Kelley was referring to the point in a major competition when all becomes unbearably quiet and the stage manager announces the dancers who have placed high enough in the first two rounds to dance a third round.  Every one of those recalled has earned a place on stage at awards; a small percentage will qualify for Nationals, and only a handful will qualify for Worlds.  But the fact is that at the time of the recall announcement, fifty percent of the competitors are eliminated and they and their families respond in different ways. 

We all agree that accepting the outcome is part and parcel to competition; sadly not everyone is able to exert self-control in the face of adrenaline and save tears for a private moment.  Worse than the emotional display are the parents who jeer, defaming those whose best efforts earned them the right to dance a third round.  Remember the study of the toddlers who walked clear ‘off the edge’ of a wall when their smiling parent was at the other end?  It’s not kiddie campus anymore, but the idea holds.  Your smile, your kind words and yes, YOU turning to the parent of a recalled dancer to offer your best wishes and sincere congratulations are as important to your child’s self-esteem as that which instilled those unknowing toddlers to walk ‘off’ that wall.

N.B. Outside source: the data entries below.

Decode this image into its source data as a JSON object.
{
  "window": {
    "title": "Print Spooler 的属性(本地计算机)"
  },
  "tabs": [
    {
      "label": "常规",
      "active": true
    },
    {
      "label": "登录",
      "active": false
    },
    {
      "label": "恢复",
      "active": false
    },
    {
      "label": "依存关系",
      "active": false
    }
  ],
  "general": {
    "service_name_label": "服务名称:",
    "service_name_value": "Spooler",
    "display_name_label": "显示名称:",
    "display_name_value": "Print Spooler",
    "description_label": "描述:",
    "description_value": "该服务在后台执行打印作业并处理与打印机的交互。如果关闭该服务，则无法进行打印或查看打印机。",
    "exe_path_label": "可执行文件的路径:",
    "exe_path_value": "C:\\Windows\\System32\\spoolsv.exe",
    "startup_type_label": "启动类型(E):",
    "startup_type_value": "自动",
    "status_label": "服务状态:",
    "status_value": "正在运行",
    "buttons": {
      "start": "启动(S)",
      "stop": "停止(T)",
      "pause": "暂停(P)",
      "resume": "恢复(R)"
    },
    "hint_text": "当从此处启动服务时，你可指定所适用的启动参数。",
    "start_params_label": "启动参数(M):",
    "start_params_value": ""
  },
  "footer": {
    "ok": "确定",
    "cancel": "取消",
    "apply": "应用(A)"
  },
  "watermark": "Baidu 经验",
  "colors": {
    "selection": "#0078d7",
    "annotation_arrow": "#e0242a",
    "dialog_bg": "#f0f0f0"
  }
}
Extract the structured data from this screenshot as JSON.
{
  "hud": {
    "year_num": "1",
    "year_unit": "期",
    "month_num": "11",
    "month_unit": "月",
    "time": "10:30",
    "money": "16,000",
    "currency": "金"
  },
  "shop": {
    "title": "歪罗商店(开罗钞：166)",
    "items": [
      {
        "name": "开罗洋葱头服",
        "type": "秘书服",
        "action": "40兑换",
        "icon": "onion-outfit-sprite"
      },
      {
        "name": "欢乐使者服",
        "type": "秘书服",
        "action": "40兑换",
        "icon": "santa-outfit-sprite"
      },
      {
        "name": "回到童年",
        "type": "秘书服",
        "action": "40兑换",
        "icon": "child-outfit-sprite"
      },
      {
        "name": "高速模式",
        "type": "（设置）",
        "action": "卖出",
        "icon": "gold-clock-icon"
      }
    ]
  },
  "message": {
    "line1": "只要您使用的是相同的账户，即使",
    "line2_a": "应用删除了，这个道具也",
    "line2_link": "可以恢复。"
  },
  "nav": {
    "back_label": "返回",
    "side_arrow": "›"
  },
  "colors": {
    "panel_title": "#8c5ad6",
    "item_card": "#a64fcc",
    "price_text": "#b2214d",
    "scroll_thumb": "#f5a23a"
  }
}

How many of us have joked that we would love to go to Worlds?  This places inherent pressure on the children even when the comment is said in jest.  We adults must keep it in perspective as well, especially when Auntie Moira visits and asks, “Did s/he win?”  It doesn’t help that the grade levels are ‘all about’ getting the first placements to move up.  Nearly every champion dancer remembers the shock of going home with nothing after years of first, second and third place medals on colorful ribbons.